3004 aluminum alloys have received wide range in automotive, packaging and building industries due to it is high strength, high corrosion resistance and good machinability. Besides, 3004 alloys commonly produced by Direct Chill Casting method. Furthermore, Twin Roll Casting method which is an alternative of traditional method, came forward in recent years. In the present work; 3004 aluminum alloys were prepared by twin roll casting. Aiming the high strength and good bendability, alternative thermo-mechanical processes were done in laboratories using laboratory mill and furnace. Mechanical tests were performed for indicating the required temper designation. Characterization of the samples was accomplished through metallographic investigation in order to examine the effect of process parameters and examining the morphology. In addition to this, Vickers micro-hardness, electrical conductivity tests and bending tests were performed on the samples for the characterization.
3:50 PM Break
Aluminum Alloys with Tailored TiB2 Particles for Composite Applications: Xingtao Liu1; Yanfei Liu1; David Yan2; Qingyou Han1; Xiaoming Wang1; 1Purdue University; 2University of Wisconsin-Green Bay

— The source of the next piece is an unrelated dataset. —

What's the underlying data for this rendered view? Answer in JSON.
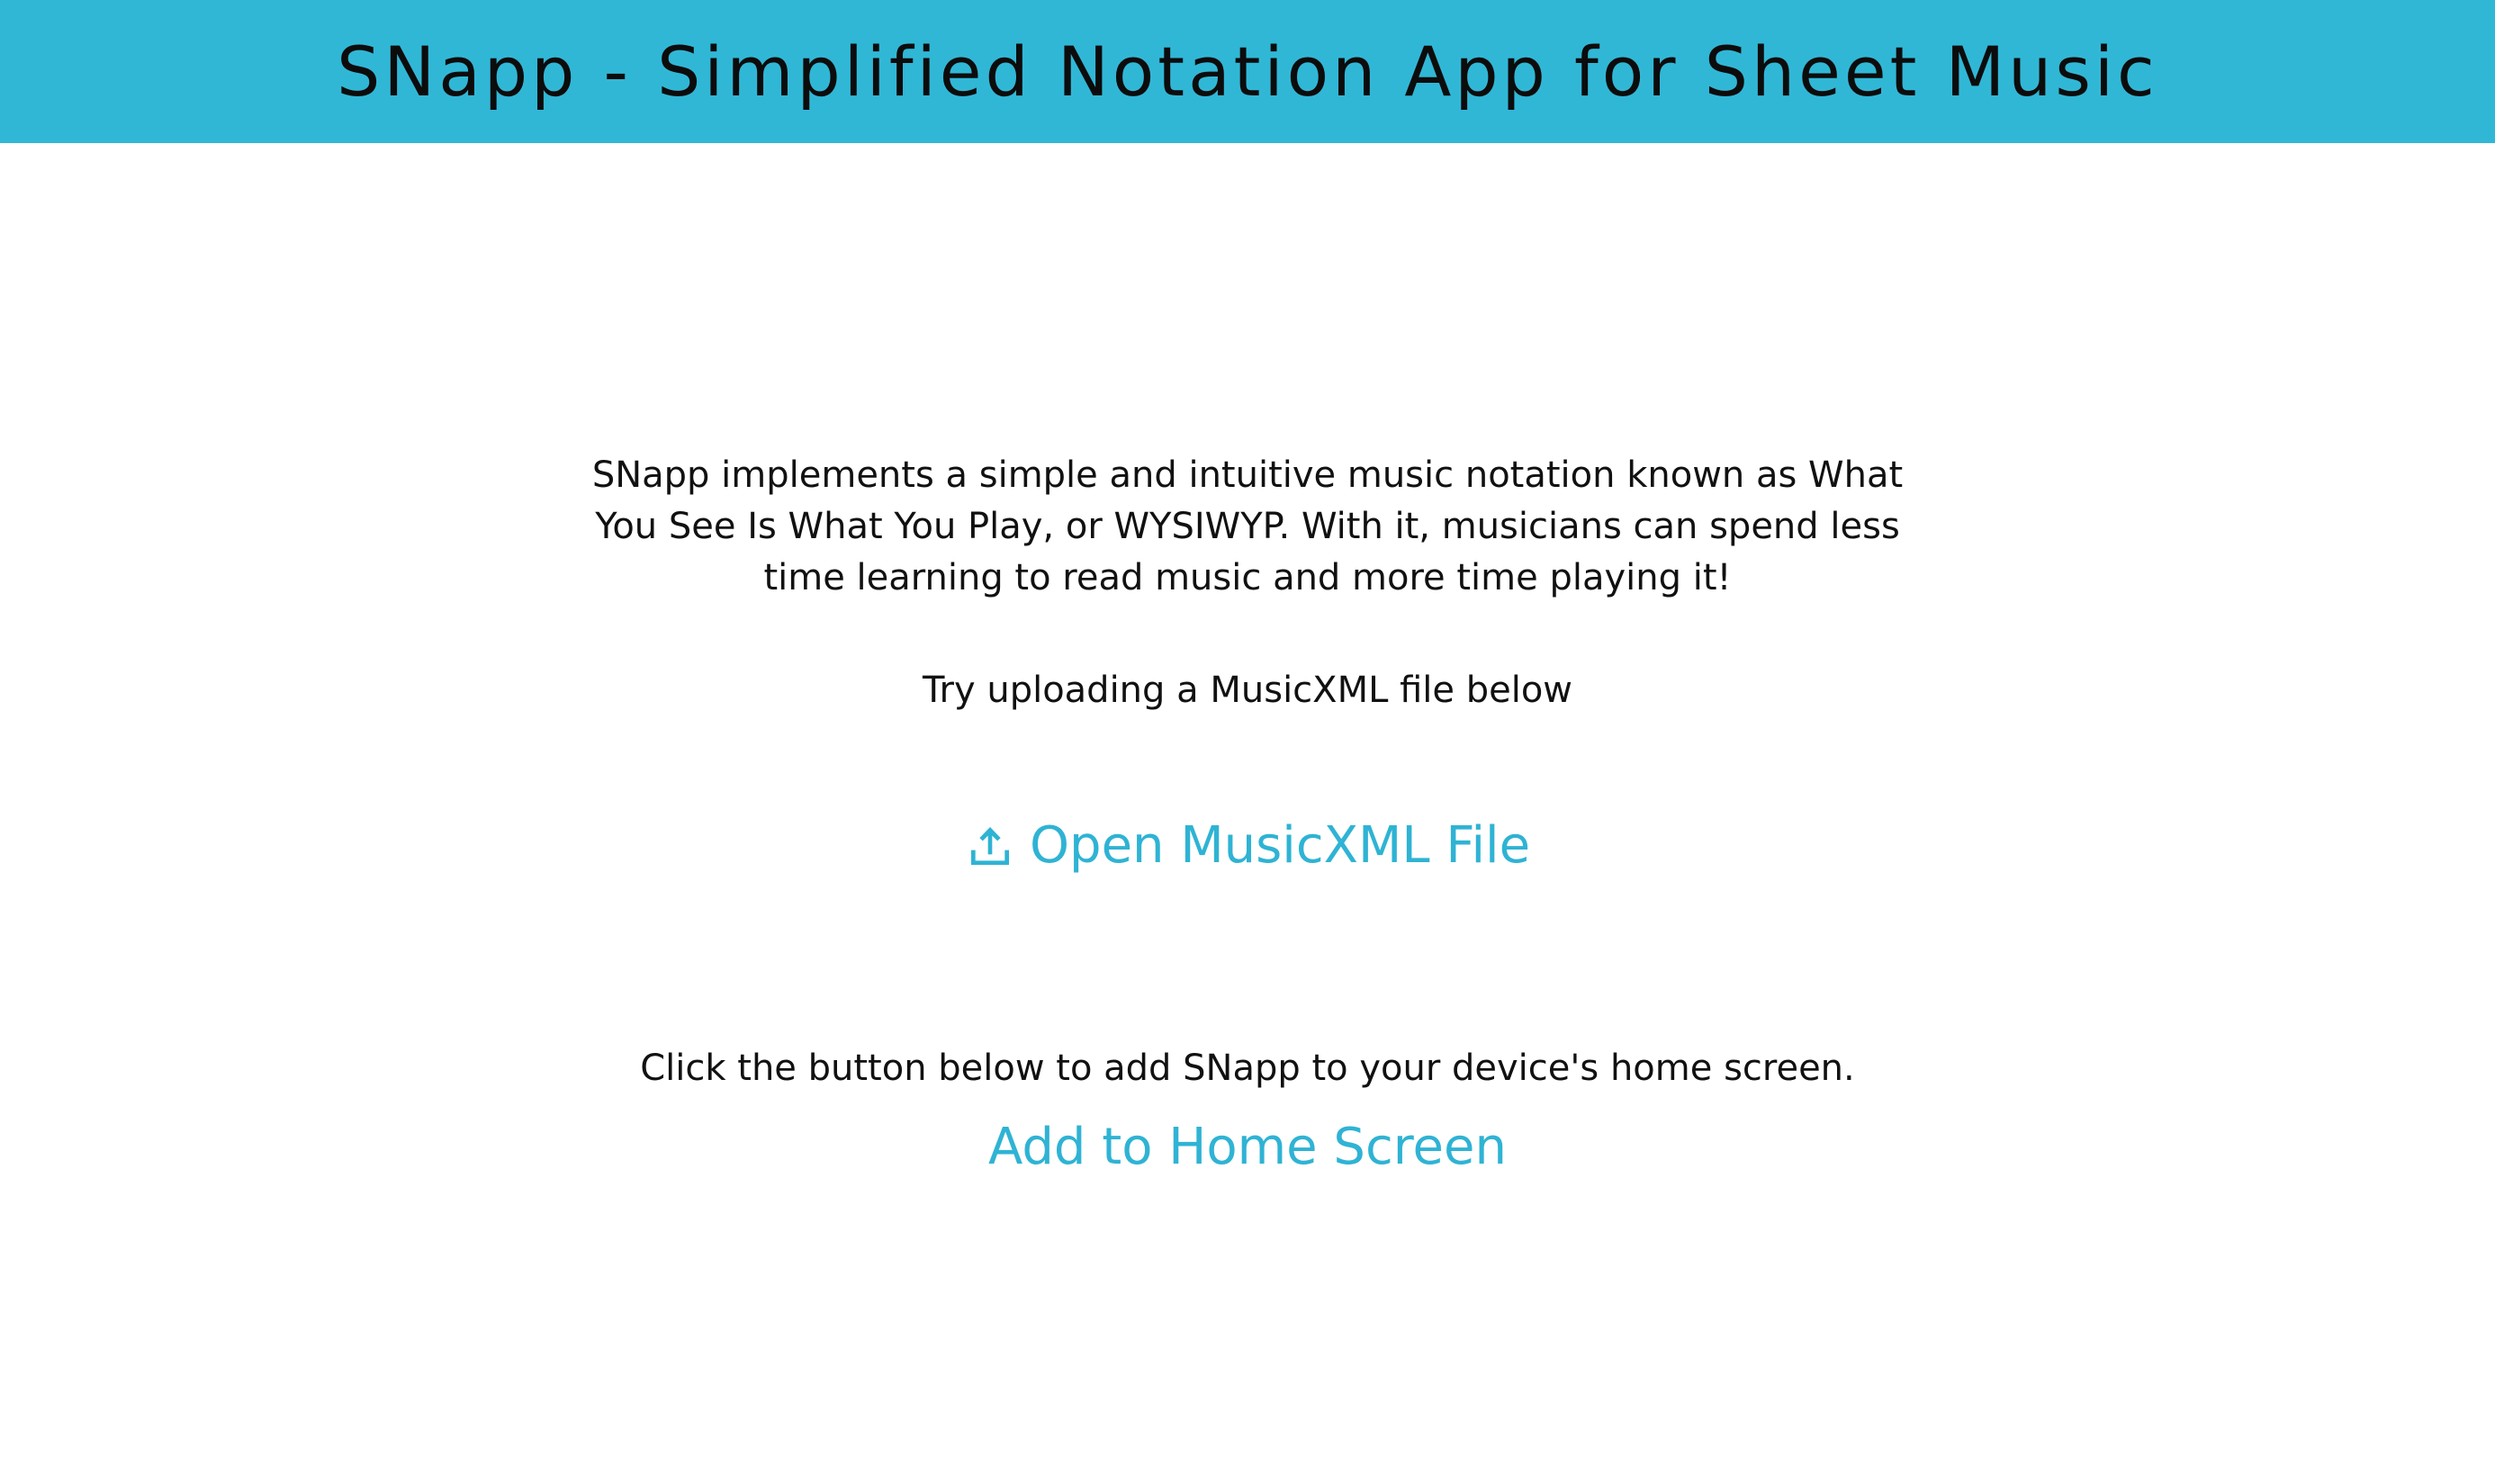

In-situ formed TiB2 particles are dispersed into aluminum alloys to improve their mechanical properties. The TiB2 particles are produced by chemical reactions of K2TiF6 and KBF4 with aluminum and are subsequently dispersed in the aluminum alloys as reinforcement. Through adjusting the processing chemistry of the molten salts, TiB2 particles can be tailored to desired morphologies and sizes for particular properties. To improve the dispersion of the TiB2 particles, titanium is added as alloying element to promote the nucleation of aluminum grains on the TiB2 particles. The results are discussed in view of surface energy and heterogeneous nucleation of aluminum grains in solidification.
Development of Low Expansion and High Strength Aluminium Hybrid Composite: Jamuna Sethi1; Siddhartha Das1; Karabi Das1; 1Indian Institute of Technology Kharagpur
An aluminum (Al) matrix hybrid composite reinforced with yttrium tungstate (Y2W3O12) and aluminium nitride (AlN) synthesized by high energy ball milling followed by compaction and sintering. Y2W3O12,a negative thermal expansion material (-7.1x10-7/⁰C), is chosen as one of the reinforcements to lower the coefficient of thermal expansion (CTE). AlN is added to the composite in order to improve strength and thermal conductivity. X-ray diffraction patterns reveal the presence of Al, AlN, and Y2W3O12 peaks indicating no chemical reaction between the matrix and reinforcements. The scanning electron micrograph shows fairly uniform dispersion of reinforcements in the matrix. Hardness, elastic modulus and CTE were measured by Vickers’s hardness tester, nano-indentation test, and dilatometer, respectively. It is observed that a composite with high hardness, high Young’s modulus and low CTE can be obtained by adding 15 wt%AlN and 30 wt%Y2W3O12.
4:55 PM Poster Session Previews Select poster presenters in the Tuesday, February 28 poster session will give five-minute previews of their work during this time.